  • Source
    • "In summary, our data highlight complex regulatory mechanisms acting on the oncogenic GLI1 transcription factor, which are elicited by processes that include not only alternative splicing (Cao et al., 2012) or RNA editing (Shimokawa et al., 2013) but also chromatin remodeling through non-coding RNA. "
    [Show abstract] [Hide abstract]

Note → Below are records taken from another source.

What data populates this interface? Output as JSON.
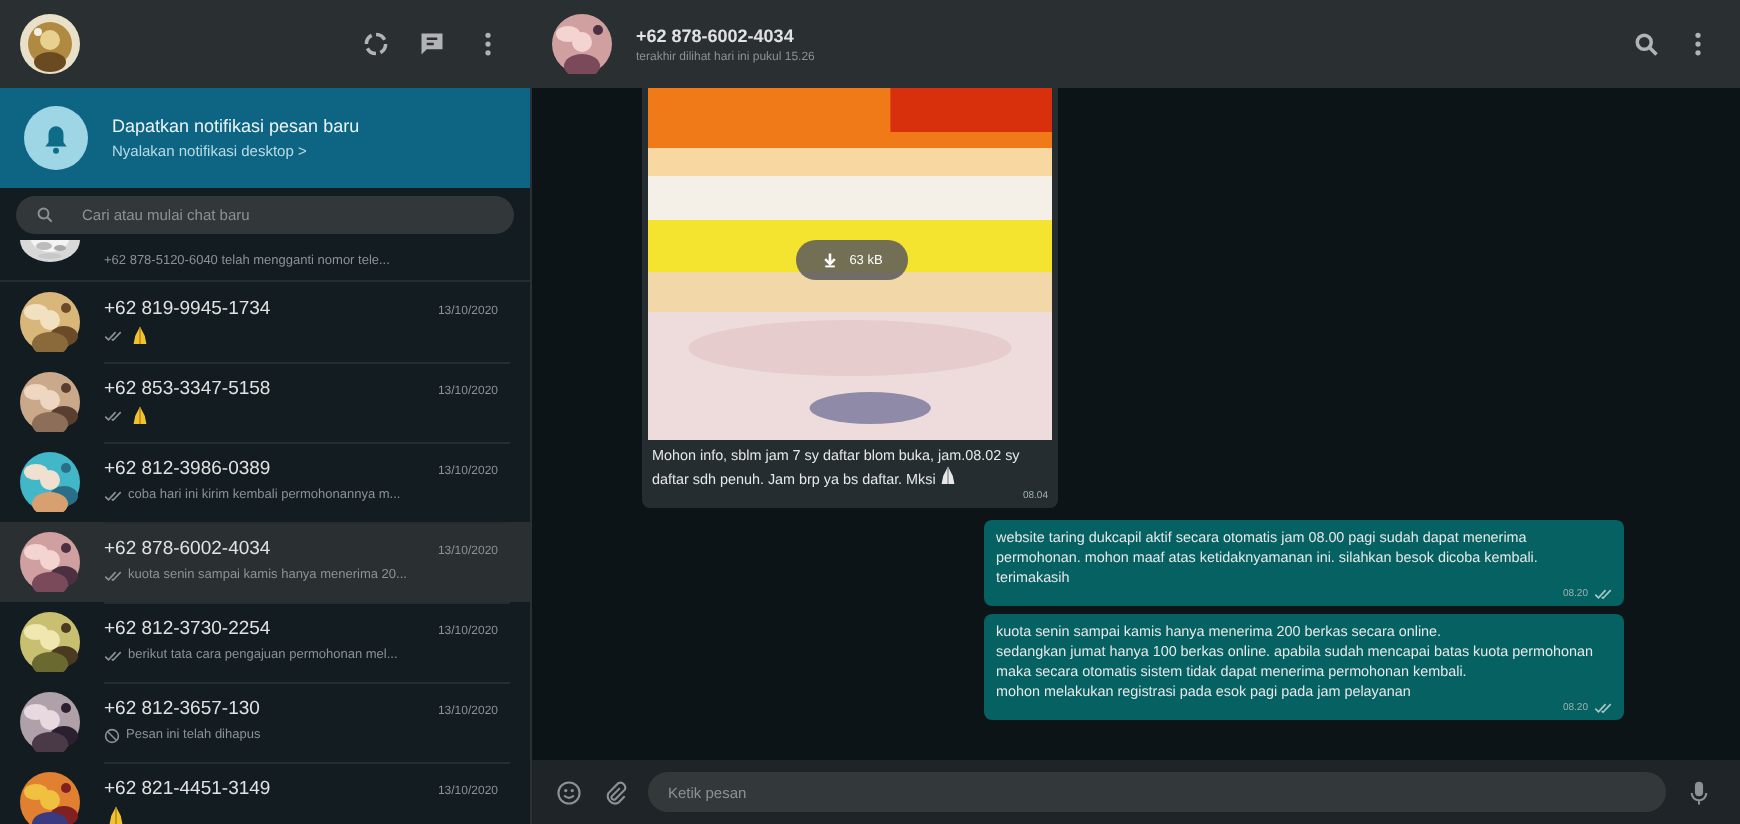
{
  "sidebar": {
    "notification": {
      "title": "Dapatkan notifikasi pesan baru",
      "link": "Nyalakan notifikasi desktop >"
    },
    "search": {
      "placeholder": "Cari atau mulai chat baru"
    },
    "partial_preview": "+62 878-5120-6040 telah mengganti nomor tele...",
    "chats": [
      {
        "name": "+62 819-9945-1734",
        "date": "13/10/2020",
        "kind": "emoji",
        "ticks": true,
        "selected": false
      },
      {
        "name": "+62 853-3347-5158",
        "date": "13/10/2020",
        "kind": "emoji",
        "ticks": true,
        "selected": false
      },
      {
        "name": "+62 812-3986-0389",
        "date": "13/10/2020",
        "kind": "text",
        "preview": "coba hari ini kirim kembali permohonannya m...",
        "ticks": true,
        "selected": false
      },
      {
        "name": "+62 878-6002-4034",
        "date": "13/10/2020",
        "kind": "text",
        "preview": "kuota senin sampai kamis hanya menerima 20...",
        "ticks": true,
        "selected": true
      },
      {
        "name": "+62 812-3730-2254",
        "date": "13/10/2020",
        "kind": "text",
        "preview": "berikut tata cara pengajuan permohonan mel...",
        "ticks": true,
        "selected": false
      },
      {
        "name": "+62 812-3657-130",
        "date": "13/10/2020",
        "kind": "deleted",
        "preview": "Pesan ini telah dihapus",
        "ticks": false,
        "selected": false
      },
      {
        "name": "+62 821-4451-3149",
        "date": "13/10/2020",
        "kind": "emoji",
        "ticks": false,
        "selected": false
      }
    ]
  },
  "chat": {
    "name": "+62 878-6002-4034",
    "status": "terakhir dilihat hari ini pukul 15.26",
    "messages": [
      {
        "outgoing": false,
        "download": "63 kB",
        "caption": "Mohon info, sblm jam 7 sy daftar blom buka, jam.08.02 sy daftar sdh penuh. Jam brp ya bs daftar. Mksi",
        "emoji": true,
        "time": "08.04"
      },
      {
        "kind": "text",
        "outgoing": true,
        "text": "website taring dukcapil aktif secara otomatis jam 08.00 pagi sudah dapat menerima permohonan. mohon maaf atas ketidaknyamanan ini. silahkan besok dicoba kembali. terimakasih",
        "time": "08.20",
        "ticks": true
      },
      {
        "kind": "text",
        "outgoing": true,
        "text": "kuota senin sampai kamis hanya menerima 200 berkas secara online.\nsedangkan jumat hanya 100 berkas online. apabila sudah mencapai batas kuota permohonan\nmaka secara otomatis sistem tidak dapat menerima permohonan kembali.\nmohon melakukan registrasi pada esok pagi pada jam pelayanan",
        "time": "08.20",
        "ticks": true
      }
    ],
    "composer": {
      "placeholder": "Ketik pesan"
    }
  }
}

    ABSTRACT: Non-coding RNAs are a complex class of nucleic acids, with growing evidence supporting regulatory roles in gene expression. Here we identify a non-coding RNA located head-to-head with the gene encoding the Glioma-associated oncogene 1 (GLI1), a transcriptional effector of multiple cancer-associated signaling pathways. The expression of this three-exon GLI1 antisense (GLI1AS) RNA in cancer cells was concordant with GLI1 levels. siRNAs knockdown of GLI1AS up-regulated GLI1 and increased cellular proliferation and tumor growth in a xenograft model system. Conversely, GLI1AS overexpression decreased the levels of GLI1, its target genes PTCH1 and PTCH2, and cellular proliferation. Additionally, we demonstrate that GLI1 knockdown reduced GLI1AS, while GLI1 overexpression increased GLI1AS, supporting the role of GLI1AS as a target gene of the GLI1 transcription factor. Activation of TGFβ and Hedgehog signaling, two known regulators of GLI1 expression, conferred a concordant up-regulation of GLI1 and GLI1AS in cancer cells. Finally, analysis of the mechanism underlying the interplay between GLI1 and GLI1AS indicates that the non-coding RNA elicits a local alteration of chromatin structure by increasing the silencing mark H3K27me3 and decreasing the recruitment of RNA polymerase II to this locus. Taken together, the data demonstrate the existence of a novel non-coding RNA-based negative feedback loop controlling GLI1 levels, thus expanding the repertoire of mechanisms regulating the expression of this oncogenic transcription factor.
    Molecular Oncology 01/2014; · 5.33 Impact Factor
  • Source
    [Show abstract] [Hide abstract]
    ABSTRACT: RNA editing is vital to provide the RNA and protein complexity to regulate the gene expression. Correct RNA editing maintains the cell function and organism development. Imbalance of the RNA editing machinery may lead to diseases and cancers. Recently, RNA editing has been recognized as a target for drug discovery although few studies targeting RNA editing for disease and cancer therapy were reported in the field of natural products. Therefore, RNA editing may be a potential target for therapeutic natural products. In this review, we provide a literature overview of the biological functions of RNA editing on gene expression, diseases, cancers, and drugs. The bioinformatics resources of RNA editing were also summarized.
    The Scientific World Journal 04/2013; 2013:804505. DOI:10.1155/2013/804505 · 1.73 Impact Factor
Show more